• _EXERCISE OBJECTIVE_
Among the entries below, find each line with "screenshot" and show it.

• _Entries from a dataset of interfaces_
━━━━━━

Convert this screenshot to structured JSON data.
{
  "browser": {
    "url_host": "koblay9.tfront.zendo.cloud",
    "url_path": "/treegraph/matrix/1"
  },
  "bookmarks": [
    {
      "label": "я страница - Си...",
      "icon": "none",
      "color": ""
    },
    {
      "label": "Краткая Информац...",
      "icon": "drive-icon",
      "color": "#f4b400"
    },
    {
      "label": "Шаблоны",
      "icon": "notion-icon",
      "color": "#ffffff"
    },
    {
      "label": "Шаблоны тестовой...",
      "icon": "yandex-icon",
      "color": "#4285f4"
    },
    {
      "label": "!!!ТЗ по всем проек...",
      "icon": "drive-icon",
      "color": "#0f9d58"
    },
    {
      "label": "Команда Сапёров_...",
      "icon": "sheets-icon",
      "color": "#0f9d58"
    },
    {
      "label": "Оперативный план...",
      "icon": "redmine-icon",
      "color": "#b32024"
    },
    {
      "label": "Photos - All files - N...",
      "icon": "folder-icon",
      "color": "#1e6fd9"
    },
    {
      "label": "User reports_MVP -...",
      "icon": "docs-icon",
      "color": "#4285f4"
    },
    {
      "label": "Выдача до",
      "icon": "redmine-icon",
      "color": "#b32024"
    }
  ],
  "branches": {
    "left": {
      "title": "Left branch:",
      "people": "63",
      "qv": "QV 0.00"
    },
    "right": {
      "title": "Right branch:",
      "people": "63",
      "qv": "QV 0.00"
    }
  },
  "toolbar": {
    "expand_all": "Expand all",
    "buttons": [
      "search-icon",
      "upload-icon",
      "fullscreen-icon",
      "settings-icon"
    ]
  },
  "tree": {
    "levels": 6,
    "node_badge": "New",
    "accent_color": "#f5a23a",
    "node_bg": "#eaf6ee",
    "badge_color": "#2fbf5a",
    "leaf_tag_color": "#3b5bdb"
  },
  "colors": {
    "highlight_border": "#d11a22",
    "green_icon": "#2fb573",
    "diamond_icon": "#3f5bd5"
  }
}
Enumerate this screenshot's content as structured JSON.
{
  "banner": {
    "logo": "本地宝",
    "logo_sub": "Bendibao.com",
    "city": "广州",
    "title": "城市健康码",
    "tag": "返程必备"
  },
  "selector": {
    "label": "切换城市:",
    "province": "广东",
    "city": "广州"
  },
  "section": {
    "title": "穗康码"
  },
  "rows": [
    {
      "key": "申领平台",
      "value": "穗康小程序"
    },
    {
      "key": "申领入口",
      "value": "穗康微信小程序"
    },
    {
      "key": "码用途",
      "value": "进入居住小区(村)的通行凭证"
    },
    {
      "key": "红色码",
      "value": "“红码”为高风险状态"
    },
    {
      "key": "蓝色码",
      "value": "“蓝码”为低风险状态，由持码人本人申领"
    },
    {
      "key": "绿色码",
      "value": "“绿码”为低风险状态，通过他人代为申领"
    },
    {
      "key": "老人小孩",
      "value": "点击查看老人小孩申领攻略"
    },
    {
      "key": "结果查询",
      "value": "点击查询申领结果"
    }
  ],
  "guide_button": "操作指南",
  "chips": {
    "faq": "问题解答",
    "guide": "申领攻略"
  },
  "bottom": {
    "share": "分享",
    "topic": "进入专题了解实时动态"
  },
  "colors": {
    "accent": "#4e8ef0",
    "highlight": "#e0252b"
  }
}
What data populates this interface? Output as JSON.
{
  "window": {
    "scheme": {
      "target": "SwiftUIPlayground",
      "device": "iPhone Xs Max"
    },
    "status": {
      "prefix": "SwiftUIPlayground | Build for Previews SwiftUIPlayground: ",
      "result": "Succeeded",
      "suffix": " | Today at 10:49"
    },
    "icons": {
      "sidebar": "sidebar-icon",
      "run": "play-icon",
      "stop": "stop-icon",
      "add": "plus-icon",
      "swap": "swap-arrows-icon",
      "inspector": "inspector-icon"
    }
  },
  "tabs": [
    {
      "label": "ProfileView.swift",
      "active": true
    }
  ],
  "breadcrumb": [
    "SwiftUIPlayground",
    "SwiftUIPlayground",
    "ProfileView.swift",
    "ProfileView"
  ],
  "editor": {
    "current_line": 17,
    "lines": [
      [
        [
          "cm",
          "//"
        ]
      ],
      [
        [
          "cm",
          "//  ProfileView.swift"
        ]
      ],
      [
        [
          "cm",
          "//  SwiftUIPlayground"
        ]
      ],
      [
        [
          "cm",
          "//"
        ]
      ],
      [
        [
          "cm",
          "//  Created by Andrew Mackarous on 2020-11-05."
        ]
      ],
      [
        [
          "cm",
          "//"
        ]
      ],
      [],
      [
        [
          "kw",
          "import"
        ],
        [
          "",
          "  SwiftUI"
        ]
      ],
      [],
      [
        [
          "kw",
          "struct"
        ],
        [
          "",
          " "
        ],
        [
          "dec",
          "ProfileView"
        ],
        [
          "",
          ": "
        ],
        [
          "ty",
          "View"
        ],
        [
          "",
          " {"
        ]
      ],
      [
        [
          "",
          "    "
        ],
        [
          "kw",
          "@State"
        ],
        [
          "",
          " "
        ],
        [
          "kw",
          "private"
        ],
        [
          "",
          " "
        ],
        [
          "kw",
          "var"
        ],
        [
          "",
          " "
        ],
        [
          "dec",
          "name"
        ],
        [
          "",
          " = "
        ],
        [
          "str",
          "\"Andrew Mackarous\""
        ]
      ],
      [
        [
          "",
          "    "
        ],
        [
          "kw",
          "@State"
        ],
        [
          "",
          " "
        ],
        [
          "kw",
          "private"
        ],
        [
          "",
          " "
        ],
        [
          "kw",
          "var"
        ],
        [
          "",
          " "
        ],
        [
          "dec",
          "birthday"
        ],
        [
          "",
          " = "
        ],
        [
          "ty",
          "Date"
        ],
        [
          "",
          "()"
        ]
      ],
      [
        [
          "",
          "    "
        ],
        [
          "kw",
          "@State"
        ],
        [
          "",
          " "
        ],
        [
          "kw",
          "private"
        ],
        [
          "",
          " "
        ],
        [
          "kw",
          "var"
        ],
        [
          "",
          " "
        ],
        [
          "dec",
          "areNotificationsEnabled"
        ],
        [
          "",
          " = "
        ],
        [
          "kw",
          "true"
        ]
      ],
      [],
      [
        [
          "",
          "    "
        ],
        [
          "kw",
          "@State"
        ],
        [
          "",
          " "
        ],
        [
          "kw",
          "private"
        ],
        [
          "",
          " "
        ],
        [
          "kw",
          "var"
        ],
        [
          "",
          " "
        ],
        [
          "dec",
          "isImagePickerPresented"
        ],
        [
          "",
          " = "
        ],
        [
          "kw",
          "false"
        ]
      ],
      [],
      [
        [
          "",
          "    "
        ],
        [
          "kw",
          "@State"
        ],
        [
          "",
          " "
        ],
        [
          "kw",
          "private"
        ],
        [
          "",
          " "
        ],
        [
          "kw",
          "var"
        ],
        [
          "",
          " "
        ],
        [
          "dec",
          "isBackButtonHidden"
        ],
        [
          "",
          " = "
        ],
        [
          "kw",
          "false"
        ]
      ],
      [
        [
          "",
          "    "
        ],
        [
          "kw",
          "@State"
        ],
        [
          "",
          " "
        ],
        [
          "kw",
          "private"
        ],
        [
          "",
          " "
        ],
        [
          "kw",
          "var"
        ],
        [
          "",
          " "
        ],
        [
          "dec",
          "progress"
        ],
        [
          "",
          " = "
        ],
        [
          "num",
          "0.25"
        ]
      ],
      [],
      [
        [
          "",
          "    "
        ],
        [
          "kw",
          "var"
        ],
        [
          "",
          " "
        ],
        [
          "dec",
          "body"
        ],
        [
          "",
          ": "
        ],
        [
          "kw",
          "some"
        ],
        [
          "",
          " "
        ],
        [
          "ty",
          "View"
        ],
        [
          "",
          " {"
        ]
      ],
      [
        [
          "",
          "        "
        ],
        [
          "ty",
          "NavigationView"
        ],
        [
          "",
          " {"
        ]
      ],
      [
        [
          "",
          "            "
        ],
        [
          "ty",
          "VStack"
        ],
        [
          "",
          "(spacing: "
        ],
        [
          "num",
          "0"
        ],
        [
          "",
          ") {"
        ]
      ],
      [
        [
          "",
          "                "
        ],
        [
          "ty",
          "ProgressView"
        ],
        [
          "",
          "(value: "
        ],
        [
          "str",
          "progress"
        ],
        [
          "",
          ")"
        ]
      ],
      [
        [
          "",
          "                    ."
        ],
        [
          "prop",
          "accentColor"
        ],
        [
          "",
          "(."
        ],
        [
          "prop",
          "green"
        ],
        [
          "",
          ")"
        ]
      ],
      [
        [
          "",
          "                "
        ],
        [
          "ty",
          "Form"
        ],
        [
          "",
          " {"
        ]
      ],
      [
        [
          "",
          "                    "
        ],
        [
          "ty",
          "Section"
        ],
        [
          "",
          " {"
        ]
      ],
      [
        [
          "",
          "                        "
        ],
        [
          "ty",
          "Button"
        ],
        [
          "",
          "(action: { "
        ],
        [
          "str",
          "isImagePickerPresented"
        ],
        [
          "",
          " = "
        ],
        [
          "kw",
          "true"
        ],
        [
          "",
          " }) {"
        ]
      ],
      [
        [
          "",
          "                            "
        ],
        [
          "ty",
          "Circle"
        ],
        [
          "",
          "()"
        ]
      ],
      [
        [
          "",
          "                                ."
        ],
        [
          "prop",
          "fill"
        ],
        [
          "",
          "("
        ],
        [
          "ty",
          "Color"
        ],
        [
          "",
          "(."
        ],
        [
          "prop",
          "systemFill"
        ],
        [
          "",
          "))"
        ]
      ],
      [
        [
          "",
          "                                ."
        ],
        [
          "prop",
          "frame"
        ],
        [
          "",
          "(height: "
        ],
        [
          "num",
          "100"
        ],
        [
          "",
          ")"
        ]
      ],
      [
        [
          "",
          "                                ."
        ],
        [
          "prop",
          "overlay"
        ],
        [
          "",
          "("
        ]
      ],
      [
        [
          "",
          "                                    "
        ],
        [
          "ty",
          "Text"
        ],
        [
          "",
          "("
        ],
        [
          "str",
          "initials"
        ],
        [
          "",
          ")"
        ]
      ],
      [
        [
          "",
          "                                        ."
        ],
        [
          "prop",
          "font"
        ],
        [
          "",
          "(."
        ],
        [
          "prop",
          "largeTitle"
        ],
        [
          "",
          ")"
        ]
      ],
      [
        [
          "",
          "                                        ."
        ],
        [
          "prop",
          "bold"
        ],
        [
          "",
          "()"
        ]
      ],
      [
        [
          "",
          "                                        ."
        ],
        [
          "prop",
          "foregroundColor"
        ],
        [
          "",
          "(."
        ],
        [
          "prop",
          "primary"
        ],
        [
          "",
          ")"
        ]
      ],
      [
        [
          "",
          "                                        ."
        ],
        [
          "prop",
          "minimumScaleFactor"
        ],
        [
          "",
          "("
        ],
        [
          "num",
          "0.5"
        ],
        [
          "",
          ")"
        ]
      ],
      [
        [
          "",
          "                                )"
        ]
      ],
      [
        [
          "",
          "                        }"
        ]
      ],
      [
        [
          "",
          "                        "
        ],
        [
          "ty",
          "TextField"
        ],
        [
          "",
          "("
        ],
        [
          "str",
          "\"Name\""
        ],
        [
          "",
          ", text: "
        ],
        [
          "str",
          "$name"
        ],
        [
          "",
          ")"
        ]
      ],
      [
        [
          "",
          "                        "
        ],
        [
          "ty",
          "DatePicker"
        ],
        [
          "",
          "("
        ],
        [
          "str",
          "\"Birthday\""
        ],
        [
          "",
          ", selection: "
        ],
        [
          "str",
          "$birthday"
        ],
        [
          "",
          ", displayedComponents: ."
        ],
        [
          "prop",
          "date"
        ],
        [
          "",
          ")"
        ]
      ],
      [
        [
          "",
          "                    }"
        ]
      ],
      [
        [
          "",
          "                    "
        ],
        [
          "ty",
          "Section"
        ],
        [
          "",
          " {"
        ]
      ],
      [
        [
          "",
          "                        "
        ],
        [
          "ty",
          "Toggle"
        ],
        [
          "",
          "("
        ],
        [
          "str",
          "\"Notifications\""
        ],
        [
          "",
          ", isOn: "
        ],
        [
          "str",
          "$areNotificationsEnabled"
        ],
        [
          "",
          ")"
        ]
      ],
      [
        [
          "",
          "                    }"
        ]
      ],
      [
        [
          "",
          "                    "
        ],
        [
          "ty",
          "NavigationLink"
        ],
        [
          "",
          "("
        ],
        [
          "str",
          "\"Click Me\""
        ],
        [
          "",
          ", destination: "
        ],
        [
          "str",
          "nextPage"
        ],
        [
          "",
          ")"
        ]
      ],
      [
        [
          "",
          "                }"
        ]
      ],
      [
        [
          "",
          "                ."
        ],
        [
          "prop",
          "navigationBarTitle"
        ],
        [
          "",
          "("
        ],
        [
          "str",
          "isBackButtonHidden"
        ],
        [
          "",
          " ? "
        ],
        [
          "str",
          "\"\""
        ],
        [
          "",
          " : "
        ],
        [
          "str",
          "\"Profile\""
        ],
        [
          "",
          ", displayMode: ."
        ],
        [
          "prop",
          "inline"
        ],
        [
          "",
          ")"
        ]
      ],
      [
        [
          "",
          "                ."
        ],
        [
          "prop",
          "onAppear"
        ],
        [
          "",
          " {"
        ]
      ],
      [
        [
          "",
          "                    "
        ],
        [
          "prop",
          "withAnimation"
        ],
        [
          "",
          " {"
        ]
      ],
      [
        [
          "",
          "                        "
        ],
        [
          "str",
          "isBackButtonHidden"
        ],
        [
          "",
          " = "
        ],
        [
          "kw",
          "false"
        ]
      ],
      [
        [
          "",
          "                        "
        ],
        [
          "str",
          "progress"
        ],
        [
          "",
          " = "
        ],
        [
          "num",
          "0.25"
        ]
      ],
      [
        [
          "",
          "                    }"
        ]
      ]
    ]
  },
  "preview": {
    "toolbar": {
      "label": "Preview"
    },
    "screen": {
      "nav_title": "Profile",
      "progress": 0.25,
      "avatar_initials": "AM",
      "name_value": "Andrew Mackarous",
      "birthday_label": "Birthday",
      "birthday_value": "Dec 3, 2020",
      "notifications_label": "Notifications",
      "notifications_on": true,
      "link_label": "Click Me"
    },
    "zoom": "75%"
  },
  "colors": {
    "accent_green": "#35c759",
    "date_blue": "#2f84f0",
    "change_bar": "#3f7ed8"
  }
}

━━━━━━

• _YOUR SOLUTION_
Convert this screenshot to structured JSON data.
Enumerate this screenshot's content as structured JSON.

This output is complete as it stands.